The party's top leadership is now pretty much uniformly pro-EU, though some backbench MPs campaigned to leave. Of the voters, about 60% voted to stay, although many ex-industrial and ex-mining traditional Labour areas voted to leave.

What the hell is going on with Jeremy Corbyn?

Jeremy Corbyn, the leader of the Labour Party, is in the midst of facing down an attempted coup by his MPs, almost none of whom want him to be leader. Since Saturday, a huge number of his shadow ministers have resigned. Some of the no-name replacements he appointed have since resigned as well. The parliamentary party held a no-confidence debate, and over three quarters of Labour MPs declared they had no confidence in him. But the leader of the party is chosen by a vote of the membership, not MPs, so that vote doesn't mean he has to resign and so far he's shown no intention of doing so.

This coup is putatively about Corbyn's performance in the referendum campaign. Labour, as mentioned, was officially in favour of Remain. But as an old member of the hard left, Corbyn didn't fit naturally with that position; many have suspected that he wasn't really committed to it, and didn't campaign hard enough. Some go as far as to blame the defeat on him. Along with the many suggestions that he just didn't try hard enough because he didn't care, there are some suggestions that he actively sabotaged the Remain campaign, the evidence for which is completely flimsy.


No doubt there are many MPs who genuinely feel this has pushed them over the edge.

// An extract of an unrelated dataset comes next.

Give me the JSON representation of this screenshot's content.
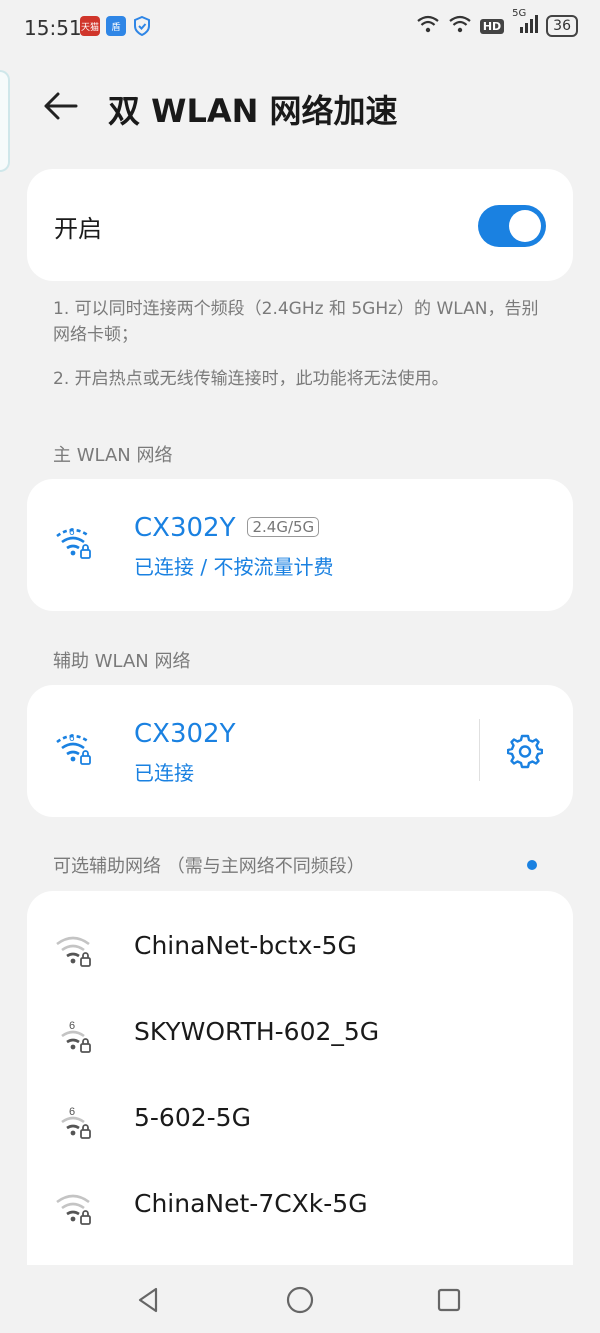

But for the most part what's happening is the dramatic boiling over of a tension that's been bubbling away in the Labour Party since last September, which is that most MPs never wanted Corbyn to be leader. Before the 2015 parliamentary elections, the Labour Party changed its rules so that the leader of the party would be chosen directly by a vote of party members, affiliated trade union members, and registered supporters (who pay £3 to register.) Previously, the result was determined by an 'electoral college' in which MPs had a third of the votes, unionists a third, and signed up members the final third. Under the new rules Corbyn romped home promising a significantly more left-wing platform than had been run at the 2015 election, which was the opposite of what the overwhelming majority of Labour MPs thought was needed to improve their electoral chances.


So things have been pretty unhappy in the Labour Party for a while, with most MPs - who it's Corbyn's job to lead in Parliament - thinking that Corbyn's policies are wrong on the merits and that he's completely unelectable. The Brexit vote has done a few things: convince some MPs that he doesn't have the leadership skills to unify the party; give some MPs a convenient excuse to try to oust him; and freak many MPs out because there's the prospect of a new election in the next year - rather than in 2020 - which leaves them not much time to get rid of their unelectable leader.


Unfortunately there is no actual way for MPs to get rid of the party leader unless a majority of party members agree with them, and so far there's no evidence to suggest they do. So the plan, such as it was, seems just to have been to apply intense pressure to Corbyn by destroying his shadow cabinet and making clear that all the MPs hate him, until he resigned. But since he and his supporters are quite stubborn, and have the (correct) view that all the MPs already hated him, they think he should stick around for the members who overwhelmingly elected him not all that long ago.


This is of course catastrophic behaviour from everyone involved. Given this wave of resignations, there's no way Corbyn can lead an effective parliamentary opposition, and it seems highly likely that if he doesn't step down there'll be some sort of split in which a number of Labour MPs form their own faction. (This is most likely, I think, if there's a leadership election and Corbyn wins again.) On the other hand, given that it was sort of obvious that this is what would happen if they tried to oust him, the decision of Labour MPs to launch this coup was a really stupid one which may itself lead to a party split. So, good job, Labour.


Comments